Records to use:
▼

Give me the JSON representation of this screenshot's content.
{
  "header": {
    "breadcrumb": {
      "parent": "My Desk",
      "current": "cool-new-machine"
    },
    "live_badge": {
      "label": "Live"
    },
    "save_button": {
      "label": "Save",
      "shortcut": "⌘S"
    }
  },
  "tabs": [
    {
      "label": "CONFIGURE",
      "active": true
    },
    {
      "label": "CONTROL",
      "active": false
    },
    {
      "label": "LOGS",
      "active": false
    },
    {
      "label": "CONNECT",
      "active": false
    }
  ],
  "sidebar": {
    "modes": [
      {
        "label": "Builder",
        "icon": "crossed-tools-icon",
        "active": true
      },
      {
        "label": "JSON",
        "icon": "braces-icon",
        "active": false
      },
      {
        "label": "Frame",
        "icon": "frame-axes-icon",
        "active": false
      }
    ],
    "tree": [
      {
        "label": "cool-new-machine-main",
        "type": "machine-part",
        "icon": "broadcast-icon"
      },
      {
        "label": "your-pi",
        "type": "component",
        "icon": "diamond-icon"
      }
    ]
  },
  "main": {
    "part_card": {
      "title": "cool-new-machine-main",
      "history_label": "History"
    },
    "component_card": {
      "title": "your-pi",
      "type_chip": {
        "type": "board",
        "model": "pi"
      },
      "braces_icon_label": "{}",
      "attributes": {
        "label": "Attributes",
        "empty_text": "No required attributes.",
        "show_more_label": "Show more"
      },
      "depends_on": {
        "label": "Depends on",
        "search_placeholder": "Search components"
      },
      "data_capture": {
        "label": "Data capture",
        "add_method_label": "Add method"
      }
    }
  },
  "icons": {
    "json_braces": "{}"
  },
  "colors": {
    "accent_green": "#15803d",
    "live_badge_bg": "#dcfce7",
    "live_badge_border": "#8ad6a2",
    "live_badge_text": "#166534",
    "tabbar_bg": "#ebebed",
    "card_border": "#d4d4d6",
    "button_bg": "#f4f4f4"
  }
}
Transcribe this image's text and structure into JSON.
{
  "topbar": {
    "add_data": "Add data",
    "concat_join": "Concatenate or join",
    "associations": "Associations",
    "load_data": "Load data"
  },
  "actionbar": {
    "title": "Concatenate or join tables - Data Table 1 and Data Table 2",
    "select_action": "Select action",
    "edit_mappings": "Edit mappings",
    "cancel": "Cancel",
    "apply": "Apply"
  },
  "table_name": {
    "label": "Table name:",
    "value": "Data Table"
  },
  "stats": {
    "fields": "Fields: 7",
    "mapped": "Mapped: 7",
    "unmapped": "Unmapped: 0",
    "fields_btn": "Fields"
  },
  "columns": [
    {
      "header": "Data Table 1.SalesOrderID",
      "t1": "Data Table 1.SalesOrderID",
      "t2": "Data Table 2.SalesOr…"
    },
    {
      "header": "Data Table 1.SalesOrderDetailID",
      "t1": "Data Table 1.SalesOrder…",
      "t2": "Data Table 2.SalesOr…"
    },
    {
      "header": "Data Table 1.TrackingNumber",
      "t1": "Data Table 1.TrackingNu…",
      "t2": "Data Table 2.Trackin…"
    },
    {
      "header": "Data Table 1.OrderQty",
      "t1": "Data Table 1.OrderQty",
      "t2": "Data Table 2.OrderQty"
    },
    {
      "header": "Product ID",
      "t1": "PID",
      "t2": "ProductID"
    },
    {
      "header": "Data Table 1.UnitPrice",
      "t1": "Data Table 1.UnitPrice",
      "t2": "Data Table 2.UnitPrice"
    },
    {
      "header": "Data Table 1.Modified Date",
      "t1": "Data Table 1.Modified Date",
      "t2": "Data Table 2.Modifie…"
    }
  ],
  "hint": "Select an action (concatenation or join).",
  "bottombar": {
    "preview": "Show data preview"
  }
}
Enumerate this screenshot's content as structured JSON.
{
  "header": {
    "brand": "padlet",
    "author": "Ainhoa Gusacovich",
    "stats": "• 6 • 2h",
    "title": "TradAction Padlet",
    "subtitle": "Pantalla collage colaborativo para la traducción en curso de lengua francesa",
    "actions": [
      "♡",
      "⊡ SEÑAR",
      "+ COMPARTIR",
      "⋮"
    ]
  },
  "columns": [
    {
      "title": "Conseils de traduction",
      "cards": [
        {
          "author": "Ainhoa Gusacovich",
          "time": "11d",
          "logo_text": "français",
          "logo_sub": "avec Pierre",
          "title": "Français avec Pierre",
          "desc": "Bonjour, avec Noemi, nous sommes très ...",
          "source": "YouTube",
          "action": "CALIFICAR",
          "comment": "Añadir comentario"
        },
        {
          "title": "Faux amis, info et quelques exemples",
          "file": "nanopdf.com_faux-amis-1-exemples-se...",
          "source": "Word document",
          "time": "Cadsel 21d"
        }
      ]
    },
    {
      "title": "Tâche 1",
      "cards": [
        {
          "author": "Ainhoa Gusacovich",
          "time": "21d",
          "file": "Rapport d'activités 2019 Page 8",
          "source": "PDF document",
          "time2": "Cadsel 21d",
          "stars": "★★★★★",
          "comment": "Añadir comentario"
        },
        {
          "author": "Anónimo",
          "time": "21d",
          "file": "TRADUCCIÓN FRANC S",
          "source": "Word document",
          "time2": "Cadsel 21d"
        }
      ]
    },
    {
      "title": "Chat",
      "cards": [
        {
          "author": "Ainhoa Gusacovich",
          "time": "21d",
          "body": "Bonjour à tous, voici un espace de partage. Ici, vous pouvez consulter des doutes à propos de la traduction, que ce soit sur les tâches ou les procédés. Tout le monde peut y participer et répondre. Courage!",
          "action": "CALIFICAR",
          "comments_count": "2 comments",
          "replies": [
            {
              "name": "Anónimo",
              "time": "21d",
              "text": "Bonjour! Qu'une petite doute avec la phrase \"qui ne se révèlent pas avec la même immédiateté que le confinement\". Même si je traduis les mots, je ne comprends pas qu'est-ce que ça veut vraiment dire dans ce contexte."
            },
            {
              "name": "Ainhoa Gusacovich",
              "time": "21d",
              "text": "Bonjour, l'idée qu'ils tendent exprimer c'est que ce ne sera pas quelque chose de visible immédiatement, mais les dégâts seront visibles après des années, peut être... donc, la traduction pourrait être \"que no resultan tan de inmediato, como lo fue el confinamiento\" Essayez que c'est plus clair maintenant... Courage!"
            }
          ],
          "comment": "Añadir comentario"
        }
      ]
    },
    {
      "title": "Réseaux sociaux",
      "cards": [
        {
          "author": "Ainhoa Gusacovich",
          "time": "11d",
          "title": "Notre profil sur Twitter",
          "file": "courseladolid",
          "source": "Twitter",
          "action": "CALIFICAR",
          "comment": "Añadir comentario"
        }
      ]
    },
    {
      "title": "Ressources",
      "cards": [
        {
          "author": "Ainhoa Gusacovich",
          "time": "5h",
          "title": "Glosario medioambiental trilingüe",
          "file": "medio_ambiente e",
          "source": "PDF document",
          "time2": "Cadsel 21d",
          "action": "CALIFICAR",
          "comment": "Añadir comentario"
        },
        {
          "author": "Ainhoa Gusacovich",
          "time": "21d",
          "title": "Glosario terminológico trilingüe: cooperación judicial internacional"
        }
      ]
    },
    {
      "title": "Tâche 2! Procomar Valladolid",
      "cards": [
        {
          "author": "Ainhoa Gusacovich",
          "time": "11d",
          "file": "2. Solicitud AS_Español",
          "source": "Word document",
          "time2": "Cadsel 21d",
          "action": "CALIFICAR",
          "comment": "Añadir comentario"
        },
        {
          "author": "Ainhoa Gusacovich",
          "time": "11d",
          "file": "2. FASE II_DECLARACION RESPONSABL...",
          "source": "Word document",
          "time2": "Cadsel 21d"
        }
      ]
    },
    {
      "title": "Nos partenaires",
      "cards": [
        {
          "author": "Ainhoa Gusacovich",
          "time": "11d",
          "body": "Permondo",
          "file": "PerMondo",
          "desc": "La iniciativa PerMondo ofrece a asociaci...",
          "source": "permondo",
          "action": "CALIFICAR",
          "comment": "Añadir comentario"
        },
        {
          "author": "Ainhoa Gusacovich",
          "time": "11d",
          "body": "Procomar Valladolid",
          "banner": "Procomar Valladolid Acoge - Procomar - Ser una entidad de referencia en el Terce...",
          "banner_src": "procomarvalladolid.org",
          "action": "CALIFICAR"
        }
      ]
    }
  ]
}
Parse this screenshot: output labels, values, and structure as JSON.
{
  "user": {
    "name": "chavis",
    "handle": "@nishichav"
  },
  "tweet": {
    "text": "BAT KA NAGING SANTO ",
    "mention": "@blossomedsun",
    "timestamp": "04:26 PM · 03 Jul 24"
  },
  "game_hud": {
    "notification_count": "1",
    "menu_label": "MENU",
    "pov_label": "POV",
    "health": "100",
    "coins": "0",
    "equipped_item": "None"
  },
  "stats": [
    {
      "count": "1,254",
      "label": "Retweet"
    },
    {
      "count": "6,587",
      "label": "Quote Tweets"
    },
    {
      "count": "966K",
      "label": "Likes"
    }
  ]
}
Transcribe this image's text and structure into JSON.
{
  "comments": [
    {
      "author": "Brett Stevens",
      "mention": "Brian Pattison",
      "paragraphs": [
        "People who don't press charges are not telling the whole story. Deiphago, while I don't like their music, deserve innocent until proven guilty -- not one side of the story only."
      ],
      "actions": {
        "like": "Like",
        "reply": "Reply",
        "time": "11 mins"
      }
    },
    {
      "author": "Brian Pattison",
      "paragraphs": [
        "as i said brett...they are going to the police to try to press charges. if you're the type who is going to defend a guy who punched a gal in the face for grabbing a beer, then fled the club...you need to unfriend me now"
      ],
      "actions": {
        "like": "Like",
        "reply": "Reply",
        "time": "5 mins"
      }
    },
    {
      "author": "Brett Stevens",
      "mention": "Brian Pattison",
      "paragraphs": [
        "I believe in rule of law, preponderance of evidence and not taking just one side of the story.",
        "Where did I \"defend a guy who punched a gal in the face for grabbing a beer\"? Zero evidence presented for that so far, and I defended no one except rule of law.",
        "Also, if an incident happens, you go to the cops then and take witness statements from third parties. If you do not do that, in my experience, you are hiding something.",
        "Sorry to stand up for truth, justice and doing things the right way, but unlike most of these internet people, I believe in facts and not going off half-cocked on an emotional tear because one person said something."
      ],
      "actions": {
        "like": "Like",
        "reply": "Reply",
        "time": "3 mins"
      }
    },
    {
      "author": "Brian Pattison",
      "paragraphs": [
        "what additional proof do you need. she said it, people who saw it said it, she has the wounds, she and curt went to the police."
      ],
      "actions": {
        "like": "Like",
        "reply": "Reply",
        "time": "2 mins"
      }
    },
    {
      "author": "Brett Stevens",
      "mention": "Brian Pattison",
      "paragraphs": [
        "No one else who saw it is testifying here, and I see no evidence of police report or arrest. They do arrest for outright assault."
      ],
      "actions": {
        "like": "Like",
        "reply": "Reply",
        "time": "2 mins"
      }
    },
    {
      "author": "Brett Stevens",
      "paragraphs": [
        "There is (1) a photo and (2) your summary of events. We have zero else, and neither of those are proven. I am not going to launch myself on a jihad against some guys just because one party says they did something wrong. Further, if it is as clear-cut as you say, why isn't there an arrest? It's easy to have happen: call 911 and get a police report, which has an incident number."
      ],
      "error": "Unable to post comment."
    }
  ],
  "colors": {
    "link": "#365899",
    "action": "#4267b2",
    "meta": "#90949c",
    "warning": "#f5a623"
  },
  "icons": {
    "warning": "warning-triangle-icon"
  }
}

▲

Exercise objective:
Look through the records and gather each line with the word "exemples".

Your response:
          "title": "Faux amis, info et quelques exemples",
          "file": "nanopdf.com_faux-amis-1-exemples-se...",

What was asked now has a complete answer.